I decided I had my desire to climb sated that day, and so lay back and began taking photos of the aspirant Prebble, as he prepared for Journey into Life.  He spent a while placing the first pieces of gear up to half height of the main climbing.  This was critical, as the route was sparsely protected and every piece had to be good.  Prebble spent a while doing this, though I would have given as much if not more time to such a task.  He managed to climb slightly higher than required for the crux moves left to the peg.  After several readings of the description as he stood there, we collectively decided he would have to down climb slightly.  Thankfully, for the sake of Prebble, and for Kyle and I’s nerves, this was in fact correct.  The skillful man made moves left confidently on good holds, but far from gear, and reached the peg, clipping it gratefully.  He placed a back-up tricam and looked to the last hard moves.  He was to mantle up onto a bulge, though found out his good tricam was in the handhold, and tried to punch it out.  Failing he moved up anyway, and thankfully it was not called upon to hold him.  Prebs gunned to the top of the route, after a long battle and cried “safe” in an exhausted manner, and belayed Kyle up on the second the retrieve gear.

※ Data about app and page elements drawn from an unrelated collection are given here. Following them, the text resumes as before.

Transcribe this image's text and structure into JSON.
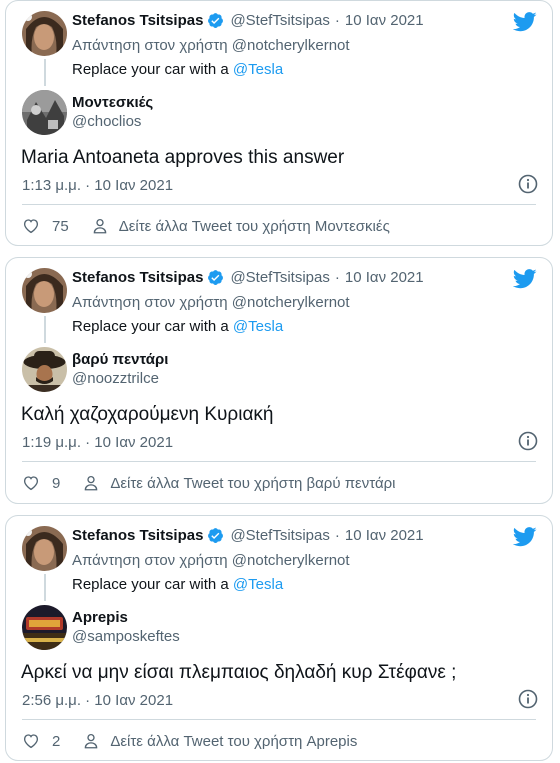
{
  "accent": "#1d9bf0",
  "cards": [
    {
      "author_name": "Stefanos Tsitsipas",
      "author_handle": "@StefTsitsipas",
      "author_date": "10 Ιαν 2021",
      "reply_to_prefix": "Απάντηση στον χρήστη",
      "reply_to_handle": "@notcherylkernot",
      "parent_text": "Replace your car with a",
      "parent_mention": "@Tesla",
      "reply_author_name": "Μοντεσκιές",
      "reply_author_handle": "@choclios",
      "reply_text": "Maria Antoaneta approves this answer",
      "reply_timestamp": "1:13 μ.μ. · 10 Ιαν 2021",
      "likes": "75",
      "view_more": "Δείτε άλλα Tweet του χρήστη Μοντεσκιές"
    },
    {
      "author_name": "Stefanos Tsitsipas",
      "author_handle": "@StefTsitsipas",
      "author_date": "10 Ιαν 2021",
      "reply_to_prefix": "Απάντηση στον χρήστη",
      "reply_to_handle": "@notcherylkernot",
      "parent_text": "Replace your car with a",
      "parent_mention": "@Tesla",
      "reply_author_name": "βαρύ πεντάρι",
      "reply_author_handle": "@noozztrilce",
      "reply_text": "Καλή χαζοχαρούμενη Κυριακή",
      "reply_timestamp": "1:19 μ.μ. · 10 Ιαν 2021",
      "likes": "9",
      "view_more": "Δείτε άλλα Tweet του χρήστη βαρύ πεντάρι"
    },
    {
      "author_name": "Stefanos Tsitsipas",
      "author_handle": "@StefTsitsipas",
      "author_date": "10 Ιαν 2021",
      "reply_to_prefix": "Απάντηση στον χρήστη",
      "reply_to_handle": "@notcherylkernot",
      "parent_text": "Replace your car with a",
      "parent_mention": "@Tesla",
      "reply_author_name": "Aprepis",
      "reply_author_handle": "@samposkeftes",
      "reply_text": "Αρκεί να μην είσαι πλεμπαιος δηλαδή κυρ Στέφανε ;",
      "reply_timestamp": "2:56 μ.μ. · 10 Ιαν 2021",
      "likes": "2",
      "view_more": "Δείτε άλλα Tweet του χρήστη Aprepis"
    }
  ]
}
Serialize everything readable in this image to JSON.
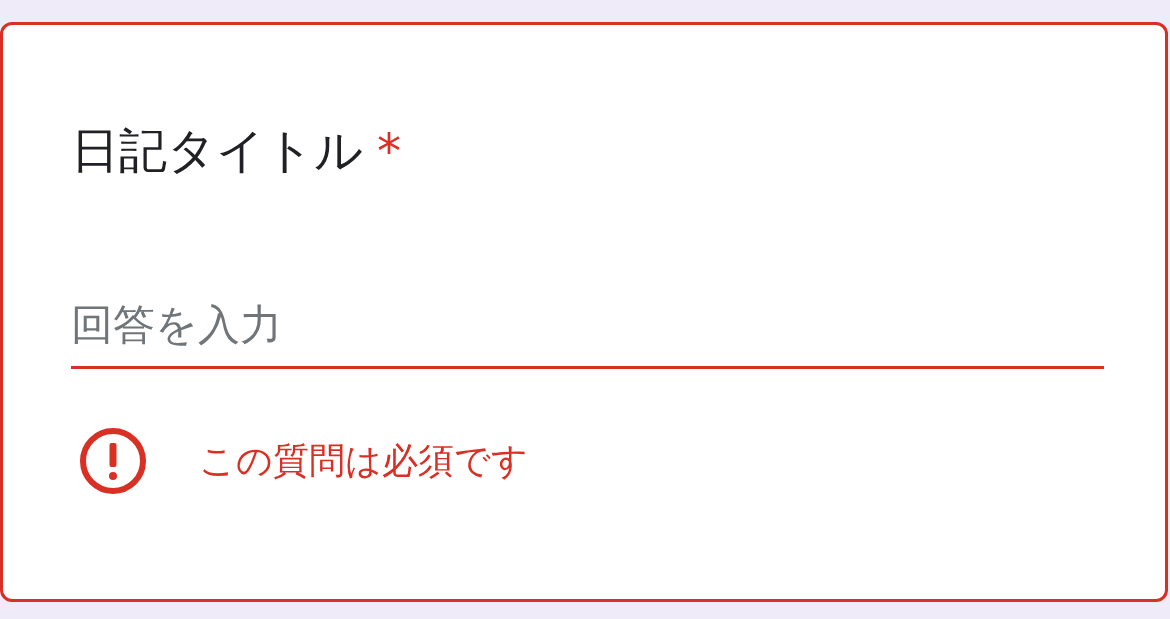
{
  "question": {
    "title": "日記タイトル",
    "required_mark": "*"
  },
  "answer": {
    "placeholder": "回答を入力"
  },
  "error": {
    "message": "この質問は必須です"
  }
}
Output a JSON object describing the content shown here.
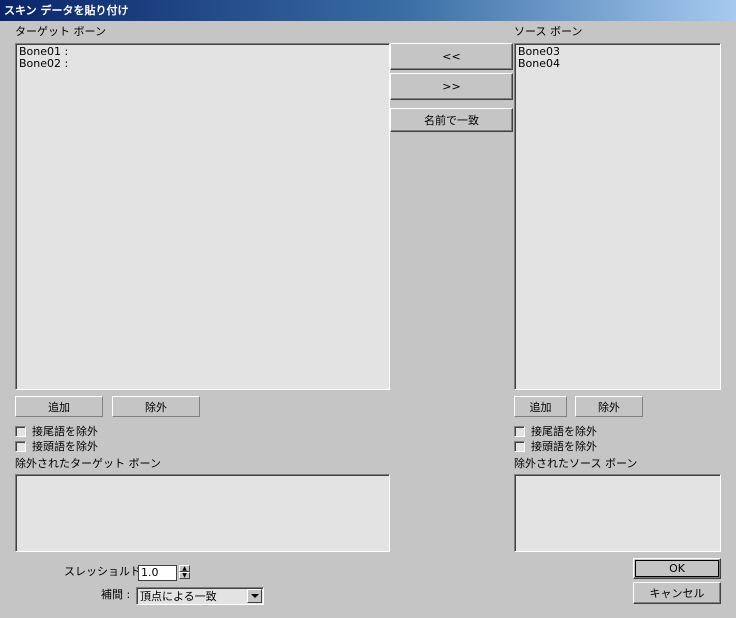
{
  "window": {
    "title": "スキン データを貼り付け"
  },
  "target": {
    "label": "ターゲット ボーン",
    "items": [
      "Bone01 :",
      "Bone02 :"
    ],
    "add_label": "追加",
    "remove_label": "除外",
    "exclude_suffix_label": "接尾語を除外",
    "exclude_prefix_label": "接頭語を除外",
    "excluded_label": "除外されたターゲット ボーン"
  },
  "source": {
    "label": "ソース ボーン",
    "items": [
      "Bone03",
      "Bone04"
    ],
    "add_label": "追加",
    "remove_label": "除外",
    "exclude_suffix_label": "接尾語を除外",
    "exclude_prefix_label": "接頭語を除外",
    "excluded_label": "除外されたソース ボーン"
  },
  "middle": {
    "move_left_label": "<<",
    "move_right_label": ">>",
    "match_by_name_label": "名前で一致"
  },
  "bottom": {
    "threshold_label": "スレッショルド :",
    "threshold_value": "1.0",
    "interp_label": "補間 :",
    "interp_value": "頂点による一致",
    "ok_label": "OK",
    "cancel_label": "キャンセル"
  }
}
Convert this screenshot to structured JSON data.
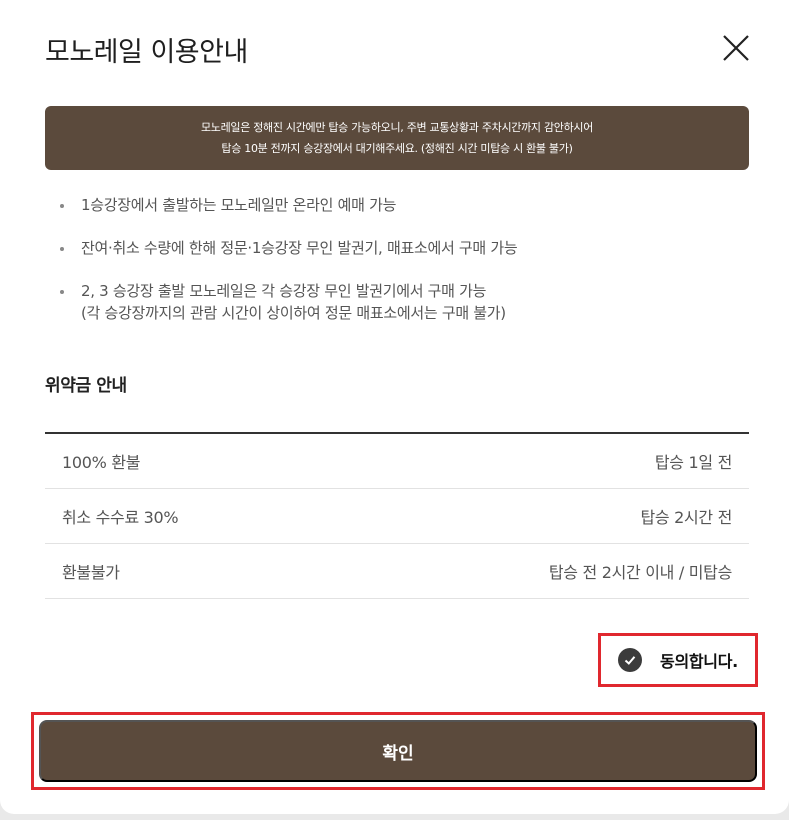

Prebble had to dash on to do his car MOT, so Kyle and I were left to the last climb of the day, the bold and brave (death route) Quare Crack.  Master Kyle laughed in the face of this scary route (we forgot to tell him it was a death route), and hopped on with gusto.  He sauntered through the section shared with Yeni Gol rather easily, and then placed some good gear.  He then moved into the route proper, which is sparse when looking for gear.  He moved to just below the crux and began placing all gear available, which sadly was all quite poor.  This was made all the more difficult as the position he was in would not allow a proper search of his rack, without doing a backflip off the route.  He called down that he was ready (had written his will) and pulled on to the crux.  Thankfully for him, he had no bother, and I imagine, wondered what he was ever worried about in the first place.  I seconded up as the light faded into the clouds, creating a beautiful purple pool in the sky.  We walked off in quick order, while Kyle made a fuss about not knowing the routes reputation until I was telling him about it on the way down.

So there it was, revenge had on one route, revenge planned on another, Kyle was getting far too good for his own health, and Prebble remains too good for his own health.  Once again, no serious injuries and no deaths.  A brilliant day out all together.